Boeing’s KC-46 tanker for the U.S. Air Force.
WASHINGTON – The nation’s highest ranking Air Force officer praised Boeing CEO Dave Calhoun for quickly working with the Department of Defense to repair the KC-46 refueling tanker, which the defense contractor He promised it would be the backbone of American air power.
“I am much more confident today in Boeing’s performance and behavior on the KC-46 than in all my time here, and I give the new CEO a lot of credit for being a man of his word.” Air Force Chief of Staff Gen. David Goldfein said in a teleconference hosted by Brookings.
Calhoun, who rose to the top spot at Boeing in January, promised the four-star general that he would rectify the problems with the new tanker program.
“Three days after new CEO Dave Calhoun took his place, I wrote him a letter, he came to see me. We had a very frank conversation and I asked him for a couple of things,” Goldfein said.
He said he said to Calhoun, “Listen, I don’t see the resources being placed against this program that need to be placed.
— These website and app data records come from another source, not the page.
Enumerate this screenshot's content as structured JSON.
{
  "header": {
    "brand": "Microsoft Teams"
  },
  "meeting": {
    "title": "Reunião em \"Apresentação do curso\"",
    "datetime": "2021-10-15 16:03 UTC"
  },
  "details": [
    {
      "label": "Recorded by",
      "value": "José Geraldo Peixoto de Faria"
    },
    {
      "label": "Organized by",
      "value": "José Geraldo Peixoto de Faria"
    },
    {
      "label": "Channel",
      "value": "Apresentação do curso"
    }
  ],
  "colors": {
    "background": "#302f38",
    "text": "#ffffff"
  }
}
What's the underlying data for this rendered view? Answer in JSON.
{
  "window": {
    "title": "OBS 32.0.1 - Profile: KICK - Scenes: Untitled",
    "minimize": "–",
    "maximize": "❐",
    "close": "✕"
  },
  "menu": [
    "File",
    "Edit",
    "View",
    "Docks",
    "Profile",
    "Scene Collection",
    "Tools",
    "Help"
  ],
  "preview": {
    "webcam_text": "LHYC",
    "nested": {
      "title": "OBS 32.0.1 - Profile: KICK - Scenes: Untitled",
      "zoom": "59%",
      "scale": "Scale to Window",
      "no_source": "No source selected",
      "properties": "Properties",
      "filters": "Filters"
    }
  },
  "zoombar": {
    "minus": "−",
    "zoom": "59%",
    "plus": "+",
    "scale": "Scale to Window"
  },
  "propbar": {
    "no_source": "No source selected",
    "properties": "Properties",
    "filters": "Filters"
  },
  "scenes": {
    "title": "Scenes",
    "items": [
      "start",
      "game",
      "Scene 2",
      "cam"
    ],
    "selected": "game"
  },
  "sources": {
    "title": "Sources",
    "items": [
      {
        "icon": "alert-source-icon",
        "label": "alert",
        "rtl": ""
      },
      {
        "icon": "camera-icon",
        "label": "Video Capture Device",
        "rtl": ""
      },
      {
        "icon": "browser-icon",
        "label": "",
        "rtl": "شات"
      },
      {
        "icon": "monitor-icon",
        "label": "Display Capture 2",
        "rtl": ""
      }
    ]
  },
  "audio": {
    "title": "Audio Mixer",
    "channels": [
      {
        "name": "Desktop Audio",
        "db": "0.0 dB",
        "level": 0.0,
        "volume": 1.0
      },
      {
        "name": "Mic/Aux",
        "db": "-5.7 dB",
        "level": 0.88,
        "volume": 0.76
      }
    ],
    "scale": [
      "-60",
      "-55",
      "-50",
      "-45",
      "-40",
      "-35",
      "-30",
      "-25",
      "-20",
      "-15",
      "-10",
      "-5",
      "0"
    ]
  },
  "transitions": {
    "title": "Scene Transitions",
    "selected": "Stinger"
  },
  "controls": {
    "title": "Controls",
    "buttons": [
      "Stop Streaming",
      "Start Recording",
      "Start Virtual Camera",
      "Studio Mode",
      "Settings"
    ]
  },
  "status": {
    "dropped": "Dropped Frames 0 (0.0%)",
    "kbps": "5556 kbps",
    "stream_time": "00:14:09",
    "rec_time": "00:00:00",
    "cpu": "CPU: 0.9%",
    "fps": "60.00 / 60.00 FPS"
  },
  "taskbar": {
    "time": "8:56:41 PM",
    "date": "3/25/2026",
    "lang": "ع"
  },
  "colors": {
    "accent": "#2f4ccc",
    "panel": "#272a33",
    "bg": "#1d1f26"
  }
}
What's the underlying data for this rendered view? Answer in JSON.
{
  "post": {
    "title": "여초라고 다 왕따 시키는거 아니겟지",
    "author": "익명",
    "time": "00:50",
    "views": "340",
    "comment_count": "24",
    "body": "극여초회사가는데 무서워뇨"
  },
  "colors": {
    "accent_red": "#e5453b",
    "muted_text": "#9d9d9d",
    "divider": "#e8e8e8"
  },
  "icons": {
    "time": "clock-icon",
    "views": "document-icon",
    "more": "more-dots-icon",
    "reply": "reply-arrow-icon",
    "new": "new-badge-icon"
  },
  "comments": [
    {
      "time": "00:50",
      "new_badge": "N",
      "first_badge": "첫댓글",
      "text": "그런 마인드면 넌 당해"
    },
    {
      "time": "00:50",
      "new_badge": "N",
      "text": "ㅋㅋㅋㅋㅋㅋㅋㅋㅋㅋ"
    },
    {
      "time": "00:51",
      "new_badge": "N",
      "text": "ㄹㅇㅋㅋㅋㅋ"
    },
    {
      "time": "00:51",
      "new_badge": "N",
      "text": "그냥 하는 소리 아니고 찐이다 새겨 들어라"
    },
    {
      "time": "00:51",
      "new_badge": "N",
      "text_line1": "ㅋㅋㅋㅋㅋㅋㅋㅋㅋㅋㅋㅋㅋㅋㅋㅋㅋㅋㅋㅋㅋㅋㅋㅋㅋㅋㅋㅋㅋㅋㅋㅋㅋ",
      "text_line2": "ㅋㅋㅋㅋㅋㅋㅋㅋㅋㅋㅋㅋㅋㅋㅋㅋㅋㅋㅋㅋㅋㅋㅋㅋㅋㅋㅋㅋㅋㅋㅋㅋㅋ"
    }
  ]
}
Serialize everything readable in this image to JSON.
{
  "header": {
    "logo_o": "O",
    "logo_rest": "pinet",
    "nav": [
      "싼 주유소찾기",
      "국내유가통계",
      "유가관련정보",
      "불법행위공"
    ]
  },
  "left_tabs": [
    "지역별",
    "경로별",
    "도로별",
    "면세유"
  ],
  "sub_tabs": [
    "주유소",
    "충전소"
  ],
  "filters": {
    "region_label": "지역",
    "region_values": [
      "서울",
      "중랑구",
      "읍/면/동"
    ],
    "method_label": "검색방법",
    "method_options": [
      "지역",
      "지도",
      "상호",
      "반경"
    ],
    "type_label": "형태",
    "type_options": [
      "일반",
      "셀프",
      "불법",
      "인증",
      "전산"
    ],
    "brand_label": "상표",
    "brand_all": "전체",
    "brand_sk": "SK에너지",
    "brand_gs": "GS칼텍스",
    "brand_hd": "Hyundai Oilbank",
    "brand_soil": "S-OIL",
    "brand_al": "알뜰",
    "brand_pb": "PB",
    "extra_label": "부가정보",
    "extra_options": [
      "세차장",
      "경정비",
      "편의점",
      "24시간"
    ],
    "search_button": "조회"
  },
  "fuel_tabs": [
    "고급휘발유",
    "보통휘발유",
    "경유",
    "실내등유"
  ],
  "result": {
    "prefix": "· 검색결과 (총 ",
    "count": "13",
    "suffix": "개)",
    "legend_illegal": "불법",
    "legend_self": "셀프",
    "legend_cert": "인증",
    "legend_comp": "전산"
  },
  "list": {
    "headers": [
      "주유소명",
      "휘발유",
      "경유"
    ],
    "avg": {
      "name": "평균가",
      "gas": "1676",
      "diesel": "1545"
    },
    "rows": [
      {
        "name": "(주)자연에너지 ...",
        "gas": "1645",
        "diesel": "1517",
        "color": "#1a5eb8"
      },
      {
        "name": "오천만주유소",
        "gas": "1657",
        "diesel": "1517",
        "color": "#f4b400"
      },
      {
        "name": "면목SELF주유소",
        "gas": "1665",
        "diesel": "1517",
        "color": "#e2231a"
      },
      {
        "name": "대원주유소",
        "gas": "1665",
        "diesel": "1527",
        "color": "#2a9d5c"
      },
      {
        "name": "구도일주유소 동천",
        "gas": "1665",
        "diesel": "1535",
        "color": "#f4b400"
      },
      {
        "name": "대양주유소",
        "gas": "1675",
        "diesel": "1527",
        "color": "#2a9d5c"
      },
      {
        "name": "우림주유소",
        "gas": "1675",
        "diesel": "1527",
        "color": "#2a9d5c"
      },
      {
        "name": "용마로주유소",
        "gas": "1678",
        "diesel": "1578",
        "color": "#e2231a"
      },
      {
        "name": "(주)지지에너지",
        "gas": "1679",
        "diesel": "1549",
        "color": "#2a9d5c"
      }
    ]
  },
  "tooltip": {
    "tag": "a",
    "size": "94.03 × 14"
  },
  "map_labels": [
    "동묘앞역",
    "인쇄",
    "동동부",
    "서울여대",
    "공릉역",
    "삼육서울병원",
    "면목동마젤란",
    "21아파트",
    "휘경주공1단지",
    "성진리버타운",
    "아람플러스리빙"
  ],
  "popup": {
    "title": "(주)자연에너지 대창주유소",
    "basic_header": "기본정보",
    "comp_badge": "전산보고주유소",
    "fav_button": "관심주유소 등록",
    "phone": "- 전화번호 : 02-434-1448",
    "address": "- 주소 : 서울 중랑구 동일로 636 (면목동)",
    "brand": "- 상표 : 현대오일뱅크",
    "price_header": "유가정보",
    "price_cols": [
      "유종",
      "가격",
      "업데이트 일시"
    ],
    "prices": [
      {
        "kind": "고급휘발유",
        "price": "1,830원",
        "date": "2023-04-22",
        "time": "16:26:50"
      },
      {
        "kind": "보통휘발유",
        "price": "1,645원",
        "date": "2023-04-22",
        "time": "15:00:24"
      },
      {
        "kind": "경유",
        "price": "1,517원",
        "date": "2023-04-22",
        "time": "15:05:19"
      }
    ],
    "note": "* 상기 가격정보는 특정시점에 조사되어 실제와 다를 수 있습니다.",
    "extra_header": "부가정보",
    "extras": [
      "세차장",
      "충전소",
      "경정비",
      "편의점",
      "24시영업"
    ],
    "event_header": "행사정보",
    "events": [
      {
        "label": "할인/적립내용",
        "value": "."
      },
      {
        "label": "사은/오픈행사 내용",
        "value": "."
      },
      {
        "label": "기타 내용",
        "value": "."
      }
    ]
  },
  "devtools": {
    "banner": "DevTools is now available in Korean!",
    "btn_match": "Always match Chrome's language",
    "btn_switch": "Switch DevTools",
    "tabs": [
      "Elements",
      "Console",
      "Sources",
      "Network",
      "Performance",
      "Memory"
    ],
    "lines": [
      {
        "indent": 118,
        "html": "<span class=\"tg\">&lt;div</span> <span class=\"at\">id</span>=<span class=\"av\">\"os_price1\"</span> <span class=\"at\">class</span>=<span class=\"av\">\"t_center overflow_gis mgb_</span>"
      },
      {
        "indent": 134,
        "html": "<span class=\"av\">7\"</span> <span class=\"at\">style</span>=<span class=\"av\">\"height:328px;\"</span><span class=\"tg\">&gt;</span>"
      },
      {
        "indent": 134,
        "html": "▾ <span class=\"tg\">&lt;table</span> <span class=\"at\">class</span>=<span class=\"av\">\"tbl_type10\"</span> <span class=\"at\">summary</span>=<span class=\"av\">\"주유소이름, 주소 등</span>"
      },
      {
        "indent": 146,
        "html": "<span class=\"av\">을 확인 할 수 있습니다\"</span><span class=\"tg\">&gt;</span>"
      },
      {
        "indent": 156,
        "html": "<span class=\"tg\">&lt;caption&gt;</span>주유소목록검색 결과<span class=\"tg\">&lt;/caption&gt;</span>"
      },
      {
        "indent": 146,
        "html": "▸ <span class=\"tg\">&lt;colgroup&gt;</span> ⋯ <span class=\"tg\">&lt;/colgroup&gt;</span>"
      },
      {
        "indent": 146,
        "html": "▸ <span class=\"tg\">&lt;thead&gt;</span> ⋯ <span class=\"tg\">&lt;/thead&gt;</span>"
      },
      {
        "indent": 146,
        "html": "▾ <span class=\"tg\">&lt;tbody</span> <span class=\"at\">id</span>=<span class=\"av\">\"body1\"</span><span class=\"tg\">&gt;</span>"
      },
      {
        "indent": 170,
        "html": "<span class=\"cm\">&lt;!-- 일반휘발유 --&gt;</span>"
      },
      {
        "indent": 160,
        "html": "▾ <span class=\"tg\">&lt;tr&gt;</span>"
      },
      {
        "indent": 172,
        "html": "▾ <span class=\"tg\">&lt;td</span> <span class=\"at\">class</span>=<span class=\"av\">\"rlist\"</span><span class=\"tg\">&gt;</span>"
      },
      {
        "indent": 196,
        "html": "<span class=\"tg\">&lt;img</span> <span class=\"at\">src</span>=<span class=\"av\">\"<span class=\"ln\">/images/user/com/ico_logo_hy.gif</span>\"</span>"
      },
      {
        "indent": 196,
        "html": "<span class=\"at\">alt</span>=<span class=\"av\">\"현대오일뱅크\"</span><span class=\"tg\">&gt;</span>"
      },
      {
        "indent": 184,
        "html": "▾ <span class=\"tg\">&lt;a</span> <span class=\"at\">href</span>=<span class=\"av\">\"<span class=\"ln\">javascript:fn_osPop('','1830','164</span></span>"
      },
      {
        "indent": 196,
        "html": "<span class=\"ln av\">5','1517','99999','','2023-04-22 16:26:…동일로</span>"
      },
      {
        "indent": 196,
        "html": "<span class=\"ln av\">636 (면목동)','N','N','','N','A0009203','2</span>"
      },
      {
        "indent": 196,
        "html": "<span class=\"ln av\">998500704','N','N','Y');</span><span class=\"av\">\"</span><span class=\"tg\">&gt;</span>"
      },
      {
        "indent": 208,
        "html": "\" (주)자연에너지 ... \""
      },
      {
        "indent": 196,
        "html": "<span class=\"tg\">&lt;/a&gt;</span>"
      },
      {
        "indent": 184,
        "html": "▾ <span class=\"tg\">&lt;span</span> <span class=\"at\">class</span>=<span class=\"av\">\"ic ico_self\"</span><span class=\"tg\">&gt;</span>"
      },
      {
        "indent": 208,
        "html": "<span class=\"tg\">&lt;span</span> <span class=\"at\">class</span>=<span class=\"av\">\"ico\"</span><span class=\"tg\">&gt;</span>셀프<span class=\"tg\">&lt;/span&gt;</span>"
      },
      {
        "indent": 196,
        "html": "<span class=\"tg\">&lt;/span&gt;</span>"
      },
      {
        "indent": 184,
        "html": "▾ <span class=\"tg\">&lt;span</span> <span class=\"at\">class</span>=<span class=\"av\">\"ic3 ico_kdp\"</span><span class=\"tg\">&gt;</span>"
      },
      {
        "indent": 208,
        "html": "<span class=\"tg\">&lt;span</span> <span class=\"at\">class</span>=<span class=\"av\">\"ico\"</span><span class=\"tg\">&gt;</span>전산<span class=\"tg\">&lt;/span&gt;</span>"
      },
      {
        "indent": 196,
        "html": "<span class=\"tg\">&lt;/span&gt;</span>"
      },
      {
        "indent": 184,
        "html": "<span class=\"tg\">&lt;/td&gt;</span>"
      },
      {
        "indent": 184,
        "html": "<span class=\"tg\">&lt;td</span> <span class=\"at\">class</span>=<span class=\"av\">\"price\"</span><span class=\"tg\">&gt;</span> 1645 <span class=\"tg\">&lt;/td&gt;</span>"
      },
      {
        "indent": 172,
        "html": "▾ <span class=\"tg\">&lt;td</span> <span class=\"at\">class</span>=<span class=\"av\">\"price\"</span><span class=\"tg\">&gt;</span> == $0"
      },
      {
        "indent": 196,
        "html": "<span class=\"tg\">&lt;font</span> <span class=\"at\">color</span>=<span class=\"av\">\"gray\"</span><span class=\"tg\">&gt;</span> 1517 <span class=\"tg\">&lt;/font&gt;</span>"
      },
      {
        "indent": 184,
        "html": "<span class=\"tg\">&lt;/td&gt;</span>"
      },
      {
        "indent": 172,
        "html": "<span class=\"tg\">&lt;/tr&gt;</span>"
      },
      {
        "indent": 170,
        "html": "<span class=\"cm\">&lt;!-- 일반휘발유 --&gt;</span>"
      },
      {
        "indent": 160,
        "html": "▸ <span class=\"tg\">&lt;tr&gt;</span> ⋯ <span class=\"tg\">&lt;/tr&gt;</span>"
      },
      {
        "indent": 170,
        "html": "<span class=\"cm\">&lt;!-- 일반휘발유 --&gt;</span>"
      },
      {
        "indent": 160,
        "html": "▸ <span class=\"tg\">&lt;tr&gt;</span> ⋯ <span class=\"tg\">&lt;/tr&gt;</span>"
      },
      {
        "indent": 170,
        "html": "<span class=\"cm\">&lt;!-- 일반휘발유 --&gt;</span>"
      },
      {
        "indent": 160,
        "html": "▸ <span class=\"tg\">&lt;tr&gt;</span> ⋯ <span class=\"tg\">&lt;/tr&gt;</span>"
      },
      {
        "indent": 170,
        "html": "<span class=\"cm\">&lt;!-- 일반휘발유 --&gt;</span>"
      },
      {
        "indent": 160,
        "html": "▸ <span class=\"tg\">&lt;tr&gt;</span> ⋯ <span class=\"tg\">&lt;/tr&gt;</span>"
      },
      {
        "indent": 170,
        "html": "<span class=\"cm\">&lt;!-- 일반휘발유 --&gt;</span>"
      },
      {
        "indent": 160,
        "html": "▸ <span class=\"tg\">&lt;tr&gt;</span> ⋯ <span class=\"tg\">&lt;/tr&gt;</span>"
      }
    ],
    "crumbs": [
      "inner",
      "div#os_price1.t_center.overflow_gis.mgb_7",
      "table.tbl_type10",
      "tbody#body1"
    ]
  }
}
I’m no longer interested in half measures when it comes to the remote visual system, and frankly I’m not seeing the talent of the company on this show that you should be watching. “
Last January, after a two-year delay, the Air Force received its first two Boeing refueling tankers. And while the Air Force plans to buy 179 tankers, the program has been plagued with a litany of problems, including foreign object debris and problems with the camera system used during the refueling process.
The delivery marked an important milestone for the program that exceeded the budget by more than $ 3 billion.
Boeing’s KC-46 aerial refueling tanker delivers fuel to an aircraft.
Goldfein said that after their meeting with Calhoun, the Pentagon and Boeing were able to come up with an engineering design solution. The chief of the Air Force compared the situation with the first days of the C-17, the army’s great global transport aircraft.
“At first, it was a disaster, and we almost lost that show multiple times, but no one remembers it,” Goldfein said of the C-17 plane.
“Right now we look at the C-17, everyone flies it. It is amazing that it is probably one of the most important weapon systems we have ever deployed. It is the heartbeat of global mobility, but no one remembers those early days. KC-46 I’m convinced that it will be a weapons system that we are all proud of, “he said, adding that he has flown the new tank truck twice.
Goldfein’s comments come as the aircraft maker faces the economic toll of the coronavirus, the latest blow to Boeing since it stopped production of the 737 Max, which was worldwide for just over a year after two accidents. fatalities that killed 346 people.
In April, the Pentagon released $ 882 million in withheld payments to Boeing in an effort to ease the financial strain of the coronavirus outbreak on the defense contractor. The U.S. Air Force and Boeing negotiated the release of the payments, which were delayed due to pending failures with the KC-46 refueling tanker.
“When Covid-19 hit, obviously, things changed for the entire defense industrial base,” Will Roper, deputy secretary of the Air Force for procurement, technology and logistics, told Pentagon journalists in April by teleconference.
“Cash flow is everything right now, liquidity is everything, and we’ve created policies in the Department of the Air Force to get as much cash out of our hands and into the industry as possible … The KC-46 is no exception, “he added.